(Items listed in a dataset)
◆ ◆ ◆ ◆ ◆ ◆ ◆

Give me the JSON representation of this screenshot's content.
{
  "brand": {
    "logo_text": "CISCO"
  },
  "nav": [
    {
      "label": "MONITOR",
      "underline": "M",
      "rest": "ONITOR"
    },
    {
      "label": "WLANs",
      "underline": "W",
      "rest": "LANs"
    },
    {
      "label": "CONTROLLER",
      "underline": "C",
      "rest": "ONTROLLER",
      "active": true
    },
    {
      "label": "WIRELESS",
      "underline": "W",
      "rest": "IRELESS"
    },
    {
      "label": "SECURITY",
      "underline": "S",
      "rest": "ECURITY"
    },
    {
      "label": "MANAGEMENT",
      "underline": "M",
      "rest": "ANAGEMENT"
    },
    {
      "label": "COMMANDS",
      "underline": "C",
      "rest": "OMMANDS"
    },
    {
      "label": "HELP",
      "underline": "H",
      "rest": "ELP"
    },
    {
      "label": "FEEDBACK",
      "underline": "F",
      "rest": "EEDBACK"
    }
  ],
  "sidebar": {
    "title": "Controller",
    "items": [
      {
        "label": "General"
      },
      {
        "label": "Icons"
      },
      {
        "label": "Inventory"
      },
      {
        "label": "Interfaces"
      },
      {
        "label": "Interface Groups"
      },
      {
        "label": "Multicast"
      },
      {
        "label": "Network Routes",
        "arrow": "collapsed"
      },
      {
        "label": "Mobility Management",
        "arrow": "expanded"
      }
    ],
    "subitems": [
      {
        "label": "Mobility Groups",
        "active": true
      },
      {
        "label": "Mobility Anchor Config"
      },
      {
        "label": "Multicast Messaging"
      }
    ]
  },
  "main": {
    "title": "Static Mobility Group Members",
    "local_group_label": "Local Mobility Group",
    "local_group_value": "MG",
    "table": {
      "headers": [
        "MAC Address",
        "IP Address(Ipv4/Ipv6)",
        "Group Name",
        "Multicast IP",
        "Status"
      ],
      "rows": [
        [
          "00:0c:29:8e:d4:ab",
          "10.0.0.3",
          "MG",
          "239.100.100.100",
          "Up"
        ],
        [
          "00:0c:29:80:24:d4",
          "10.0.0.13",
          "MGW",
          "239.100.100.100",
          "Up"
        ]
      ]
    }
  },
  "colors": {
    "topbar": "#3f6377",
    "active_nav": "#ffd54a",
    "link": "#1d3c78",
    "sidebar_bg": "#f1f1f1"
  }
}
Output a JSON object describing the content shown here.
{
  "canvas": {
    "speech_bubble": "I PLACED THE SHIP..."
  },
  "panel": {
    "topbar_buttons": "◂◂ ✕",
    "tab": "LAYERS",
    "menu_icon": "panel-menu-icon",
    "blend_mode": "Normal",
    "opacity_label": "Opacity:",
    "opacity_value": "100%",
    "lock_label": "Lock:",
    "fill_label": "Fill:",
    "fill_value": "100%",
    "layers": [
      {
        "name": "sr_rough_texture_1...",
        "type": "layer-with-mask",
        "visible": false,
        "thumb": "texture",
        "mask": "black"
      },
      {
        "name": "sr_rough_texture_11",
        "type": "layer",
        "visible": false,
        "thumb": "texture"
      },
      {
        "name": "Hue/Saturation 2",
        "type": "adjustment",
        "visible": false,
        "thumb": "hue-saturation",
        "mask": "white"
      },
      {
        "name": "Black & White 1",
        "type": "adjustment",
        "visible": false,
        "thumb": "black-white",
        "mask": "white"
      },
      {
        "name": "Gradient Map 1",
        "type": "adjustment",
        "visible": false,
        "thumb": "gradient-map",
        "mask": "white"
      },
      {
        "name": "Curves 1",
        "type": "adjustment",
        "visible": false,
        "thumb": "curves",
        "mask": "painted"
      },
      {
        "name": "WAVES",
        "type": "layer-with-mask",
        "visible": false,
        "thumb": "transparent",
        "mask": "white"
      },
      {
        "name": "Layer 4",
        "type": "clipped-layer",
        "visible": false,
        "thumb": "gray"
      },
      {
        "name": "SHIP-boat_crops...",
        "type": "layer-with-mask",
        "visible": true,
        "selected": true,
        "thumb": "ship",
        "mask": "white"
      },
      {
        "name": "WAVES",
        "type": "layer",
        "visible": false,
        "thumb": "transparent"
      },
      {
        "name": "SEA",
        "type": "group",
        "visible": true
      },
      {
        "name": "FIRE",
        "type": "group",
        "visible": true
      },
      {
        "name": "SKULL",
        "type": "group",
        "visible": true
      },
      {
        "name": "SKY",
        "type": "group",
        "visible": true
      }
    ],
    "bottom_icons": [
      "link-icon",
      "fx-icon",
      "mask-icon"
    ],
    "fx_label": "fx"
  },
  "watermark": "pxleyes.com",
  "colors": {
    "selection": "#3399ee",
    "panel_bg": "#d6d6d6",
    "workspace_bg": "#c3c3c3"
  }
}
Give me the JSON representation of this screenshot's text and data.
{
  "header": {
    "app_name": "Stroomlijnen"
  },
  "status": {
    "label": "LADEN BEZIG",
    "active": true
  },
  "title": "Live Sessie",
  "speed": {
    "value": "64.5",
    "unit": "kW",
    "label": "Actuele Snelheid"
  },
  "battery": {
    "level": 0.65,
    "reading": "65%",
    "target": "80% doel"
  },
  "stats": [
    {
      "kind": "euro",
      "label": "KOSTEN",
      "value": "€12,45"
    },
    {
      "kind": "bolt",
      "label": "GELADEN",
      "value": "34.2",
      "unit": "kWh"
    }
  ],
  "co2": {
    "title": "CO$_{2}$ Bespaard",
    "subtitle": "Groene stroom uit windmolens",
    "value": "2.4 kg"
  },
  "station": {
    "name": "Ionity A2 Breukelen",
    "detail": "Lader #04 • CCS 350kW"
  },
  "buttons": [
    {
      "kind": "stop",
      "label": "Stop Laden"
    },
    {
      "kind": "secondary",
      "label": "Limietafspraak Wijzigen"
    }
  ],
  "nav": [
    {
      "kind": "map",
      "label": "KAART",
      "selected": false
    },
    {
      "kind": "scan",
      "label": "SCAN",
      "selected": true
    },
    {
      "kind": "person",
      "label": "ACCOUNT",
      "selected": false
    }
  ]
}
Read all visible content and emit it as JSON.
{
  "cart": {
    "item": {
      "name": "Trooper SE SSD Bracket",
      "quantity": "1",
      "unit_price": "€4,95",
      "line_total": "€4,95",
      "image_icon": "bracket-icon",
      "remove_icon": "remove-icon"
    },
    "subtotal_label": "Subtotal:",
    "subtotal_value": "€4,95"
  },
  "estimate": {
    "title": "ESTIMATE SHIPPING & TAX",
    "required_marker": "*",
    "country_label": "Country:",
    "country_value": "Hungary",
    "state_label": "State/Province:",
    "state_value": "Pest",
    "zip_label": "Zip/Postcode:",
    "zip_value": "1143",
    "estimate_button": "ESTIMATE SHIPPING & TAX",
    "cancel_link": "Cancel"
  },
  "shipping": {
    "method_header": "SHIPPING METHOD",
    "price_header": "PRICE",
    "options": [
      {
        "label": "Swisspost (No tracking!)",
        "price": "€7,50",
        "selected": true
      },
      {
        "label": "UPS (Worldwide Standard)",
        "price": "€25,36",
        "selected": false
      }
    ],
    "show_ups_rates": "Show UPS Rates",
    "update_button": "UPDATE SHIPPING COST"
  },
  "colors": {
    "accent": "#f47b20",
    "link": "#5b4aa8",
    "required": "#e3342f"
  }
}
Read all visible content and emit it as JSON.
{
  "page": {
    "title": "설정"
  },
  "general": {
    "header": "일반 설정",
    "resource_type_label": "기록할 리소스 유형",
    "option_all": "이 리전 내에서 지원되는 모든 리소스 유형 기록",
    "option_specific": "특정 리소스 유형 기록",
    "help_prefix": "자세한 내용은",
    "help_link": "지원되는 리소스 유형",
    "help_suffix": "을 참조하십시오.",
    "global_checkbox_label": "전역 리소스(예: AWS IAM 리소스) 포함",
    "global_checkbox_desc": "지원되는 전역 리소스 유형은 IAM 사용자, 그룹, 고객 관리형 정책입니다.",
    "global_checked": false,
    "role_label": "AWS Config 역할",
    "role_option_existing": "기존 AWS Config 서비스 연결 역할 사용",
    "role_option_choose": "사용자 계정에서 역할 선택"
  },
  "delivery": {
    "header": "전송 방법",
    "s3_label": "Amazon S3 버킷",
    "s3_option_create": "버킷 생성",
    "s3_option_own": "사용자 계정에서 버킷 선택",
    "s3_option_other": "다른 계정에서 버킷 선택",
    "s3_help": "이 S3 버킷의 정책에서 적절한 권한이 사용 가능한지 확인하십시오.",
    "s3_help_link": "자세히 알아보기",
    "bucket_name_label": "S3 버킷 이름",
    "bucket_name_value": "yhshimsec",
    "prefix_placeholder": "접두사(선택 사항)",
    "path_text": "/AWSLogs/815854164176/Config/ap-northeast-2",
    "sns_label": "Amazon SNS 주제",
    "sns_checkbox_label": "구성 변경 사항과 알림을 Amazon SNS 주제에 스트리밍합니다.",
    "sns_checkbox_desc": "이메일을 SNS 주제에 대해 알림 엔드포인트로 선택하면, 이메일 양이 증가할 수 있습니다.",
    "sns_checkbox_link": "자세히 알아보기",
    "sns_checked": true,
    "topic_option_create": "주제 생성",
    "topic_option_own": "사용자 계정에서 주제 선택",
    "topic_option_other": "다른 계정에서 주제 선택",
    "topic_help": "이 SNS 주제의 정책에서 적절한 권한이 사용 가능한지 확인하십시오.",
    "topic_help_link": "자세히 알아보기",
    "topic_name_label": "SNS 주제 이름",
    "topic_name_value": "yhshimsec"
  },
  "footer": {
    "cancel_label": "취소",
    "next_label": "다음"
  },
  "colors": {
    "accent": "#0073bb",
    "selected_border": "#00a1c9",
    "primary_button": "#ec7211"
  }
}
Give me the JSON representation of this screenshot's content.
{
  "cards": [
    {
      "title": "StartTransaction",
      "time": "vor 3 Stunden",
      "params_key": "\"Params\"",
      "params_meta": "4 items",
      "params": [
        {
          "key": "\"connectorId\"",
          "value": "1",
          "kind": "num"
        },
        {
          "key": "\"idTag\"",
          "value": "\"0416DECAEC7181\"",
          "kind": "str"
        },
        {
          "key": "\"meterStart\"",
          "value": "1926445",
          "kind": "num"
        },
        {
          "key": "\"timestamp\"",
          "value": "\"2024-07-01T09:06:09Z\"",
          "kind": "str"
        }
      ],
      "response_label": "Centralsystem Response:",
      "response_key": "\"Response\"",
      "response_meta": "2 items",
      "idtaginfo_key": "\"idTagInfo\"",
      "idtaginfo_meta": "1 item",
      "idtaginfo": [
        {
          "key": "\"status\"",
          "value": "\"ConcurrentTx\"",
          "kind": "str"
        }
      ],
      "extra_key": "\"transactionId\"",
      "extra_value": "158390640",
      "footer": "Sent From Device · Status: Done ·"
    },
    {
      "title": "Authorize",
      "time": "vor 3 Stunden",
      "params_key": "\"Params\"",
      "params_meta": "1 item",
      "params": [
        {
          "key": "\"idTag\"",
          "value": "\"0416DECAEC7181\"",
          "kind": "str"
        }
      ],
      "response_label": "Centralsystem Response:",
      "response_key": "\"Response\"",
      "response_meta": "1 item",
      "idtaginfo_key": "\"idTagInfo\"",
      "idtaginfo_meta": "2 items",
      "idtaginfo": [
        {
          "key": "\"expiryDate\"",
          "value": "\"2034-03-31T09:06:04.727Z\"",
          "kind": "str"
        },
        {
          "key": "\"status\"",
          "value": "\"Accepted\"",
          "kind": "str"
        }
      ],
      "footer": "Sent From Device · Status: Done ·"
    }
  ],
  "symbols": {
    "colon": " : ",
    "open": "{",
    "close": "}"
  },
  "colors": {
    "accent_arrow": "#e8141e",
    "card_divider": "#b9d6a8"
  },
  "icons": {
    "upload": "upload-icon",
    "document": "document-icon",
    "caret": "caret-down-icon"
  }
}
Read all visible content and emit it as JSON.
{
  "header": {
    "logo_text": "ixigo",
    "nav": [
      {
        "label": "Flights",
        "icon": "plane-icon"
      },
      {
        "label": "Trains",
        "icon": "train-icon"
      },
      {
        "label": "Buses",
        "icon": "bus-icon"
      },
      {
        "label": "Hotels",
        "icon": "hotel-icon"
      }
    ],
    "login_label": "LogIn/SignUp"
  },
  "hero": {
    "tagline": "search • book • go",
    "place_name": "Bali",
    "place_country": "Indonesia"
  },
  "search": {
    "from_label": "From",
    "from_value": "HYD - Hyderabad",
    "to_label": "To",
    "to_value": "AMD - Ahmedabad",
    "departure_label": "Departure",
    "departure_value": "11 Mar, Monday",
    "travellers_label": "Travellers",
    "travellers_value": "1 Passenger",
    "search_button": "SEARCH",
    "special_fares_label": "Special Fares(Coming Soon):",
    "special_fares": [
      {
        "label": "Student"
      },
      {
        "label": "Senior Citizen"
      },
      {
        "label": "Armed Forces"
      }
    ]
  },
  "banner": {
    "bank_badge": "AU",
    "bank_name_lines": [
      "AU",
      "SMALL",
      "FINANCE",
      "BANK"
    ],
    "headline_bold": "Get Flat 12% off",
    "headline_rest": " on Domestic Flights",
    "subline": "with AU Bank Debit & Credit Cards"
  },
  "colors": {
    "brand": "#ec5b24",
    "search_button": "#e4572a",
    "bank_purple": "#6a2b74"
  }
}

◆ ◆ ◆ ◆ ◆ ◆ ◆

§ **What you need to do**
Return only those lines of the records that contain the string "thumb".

§ **Exercise answer**
        "thumb": "texture",
        "thumb": "texture"
        "thumb": "hue-saturation",
        "thumb": "black-white",
        "thumb": "gradient-map",
        "thumb": "curves",
        "thumb": "transparent",
        "thumb": "gray"
        "thumb": "ship",
        "thumb": "transparent"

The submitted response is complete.